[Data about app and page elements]
*** Block opens ***
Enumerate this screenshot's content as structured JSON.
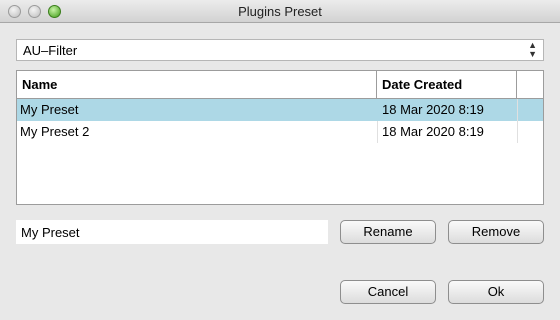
{
  "window": {
    "title": "Plugins Preset"
  },
  "plugin_select": {
    "value": "AU–Filter"
  },
  "table": {
    "columns": [
      "Name",
      "Date Created"
    ],
    "rows": [
      {
        "name": "My Preset",
        "date": "18 Mar 2020 8:19",
        "selected": true
      },
      {
        "name": "My Preset 2",
        "date": "18 Mar 2020 8:19",
        "selected": false
      }
    ]
  },
  "preset_name": {
    "value": "My Preset"
  },
  "buttons": {
    "rename": "Rename",
    "remove": "Remove",
    "cancel": "Cancel",
    "ok": "Ok"
  },
  "colors": {
    "selection": "#add8e6",
    "zoom_button": "#5cb82b"
  },
  "icons": [
    "close-button-icon",
    "minimize-button-icon",
    "zoom-button-icon",
    "updown-chevron-icon"
  ]
}
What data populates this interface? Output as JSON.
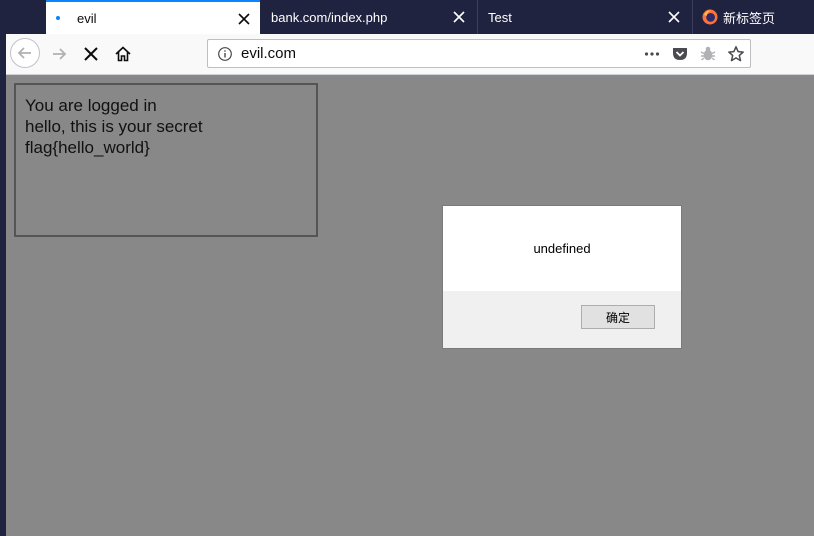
{
  "browser": {
    "tabs": [
      {
        "label": "evil",
        "active": true
      },
      {
        "label": "bank.com/index.php",
        "active": false
      },
      {
        "label": "Test",
        "active": false
      },
      {
        "label": "新标签页",
        "active": false,
        "icon": "firefox-icon"
      }
    ],
    "urlbar": {
      "url": "evil.com",
      "icon": "info-icon"
    },
    "nav_icons": [
      "back-arrow-icon",
      "forward-arrow-icon",
      "stop-x-icon",
      "home-icon"
    ],
    "url_actions": [
      "page-actions-dots-icon",
      "pocket-icon",
      "tracking-protection-icon",
      "bookmark-star-icon"
    ],
    "colors": {
      "tabstrip": "#202340",
      "accent": "#0a84ff",
      "page_background": "#888888"
    }
  },
  "page": {
    "lines": [
      "You are logged in",
      "hello, this is your secret",
      "flag{hello_world}"
    ]
  },
  "dialog": {
    "message": "undefined",
    "ok_label": "确定"
  }
}
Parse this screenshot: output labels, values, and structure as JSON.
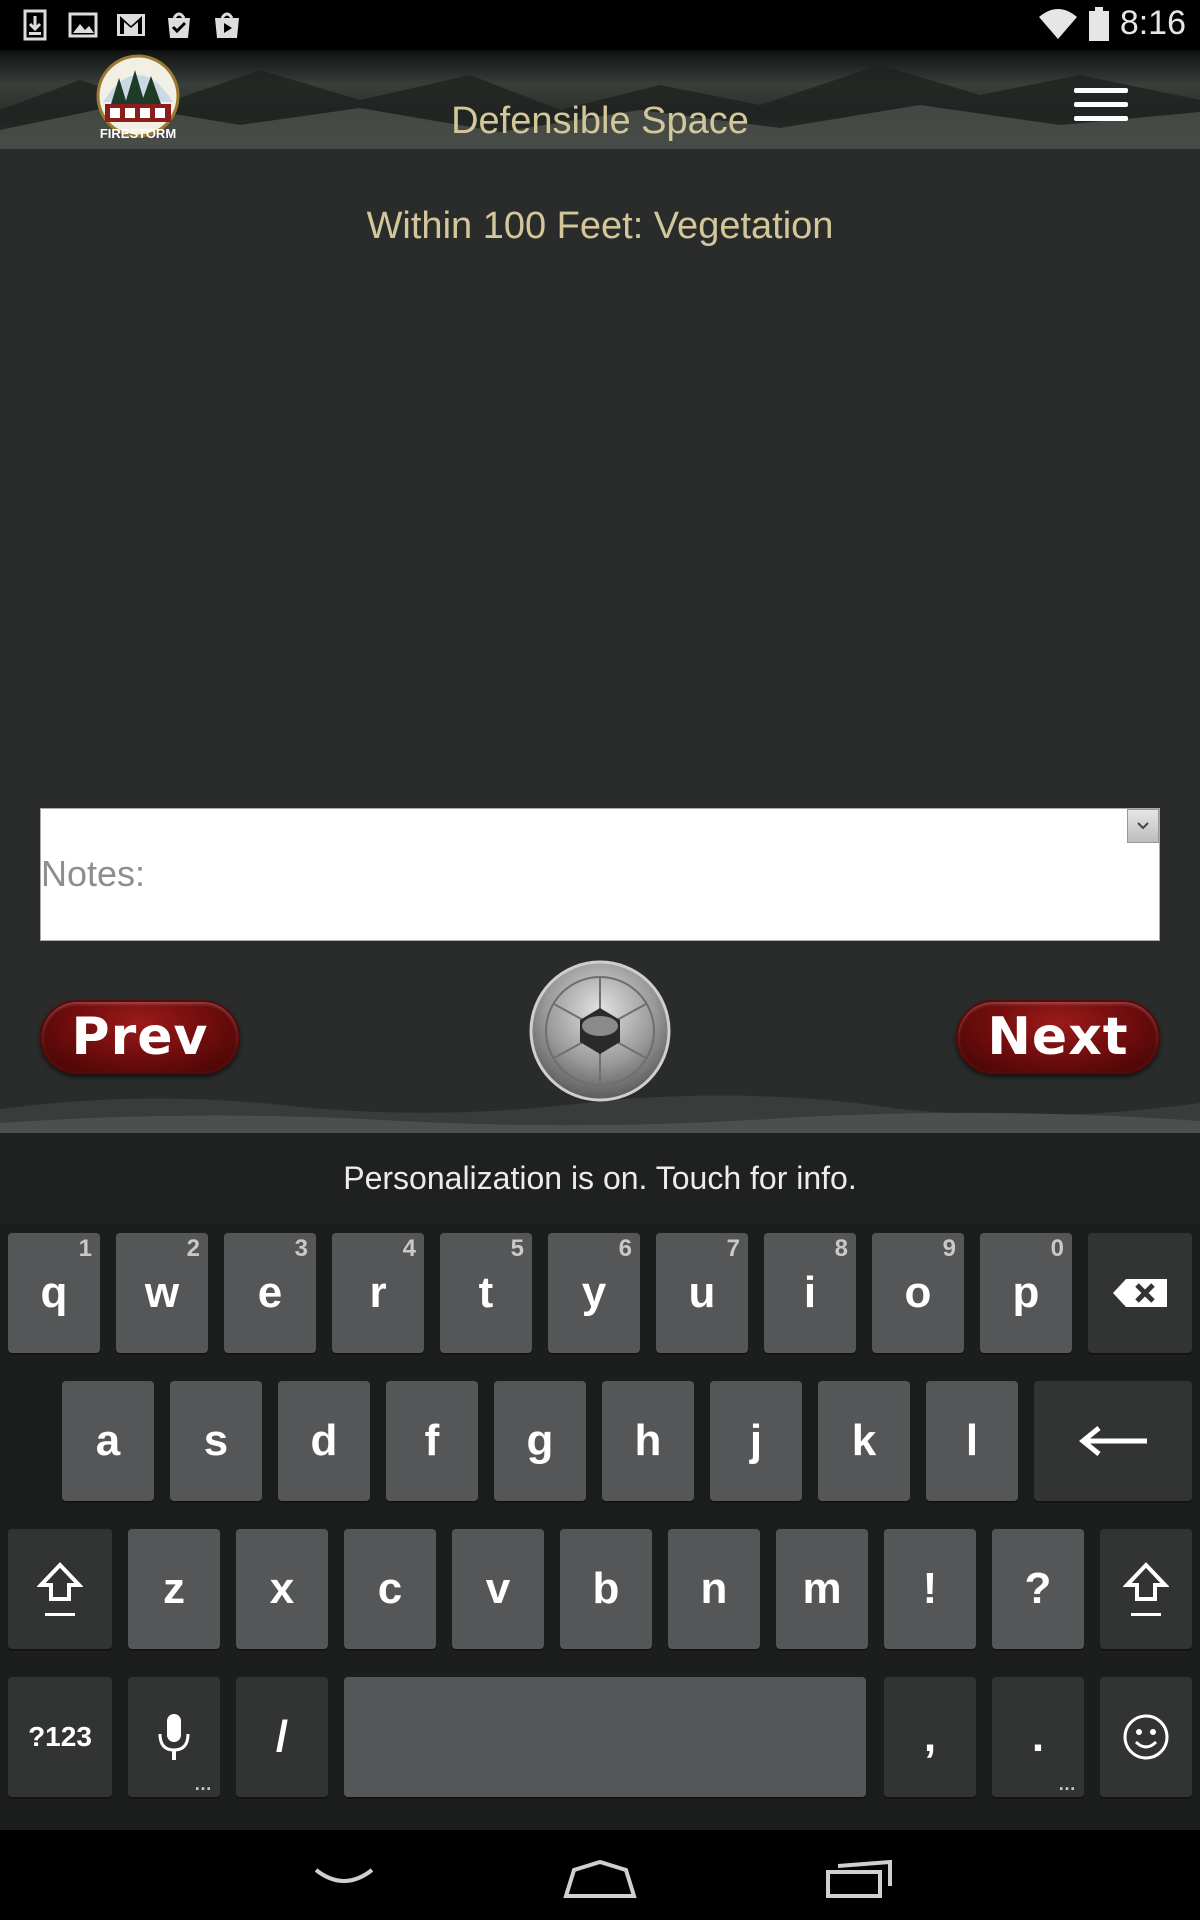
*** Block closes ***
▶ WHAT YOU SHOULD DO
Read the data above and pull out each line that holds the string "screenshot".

▶ ANSWER TO THIS PROBLEM
Enumerate this screenshot's content as structured JSON.
Parse this screenshot: output labels, values, and structure as JSON.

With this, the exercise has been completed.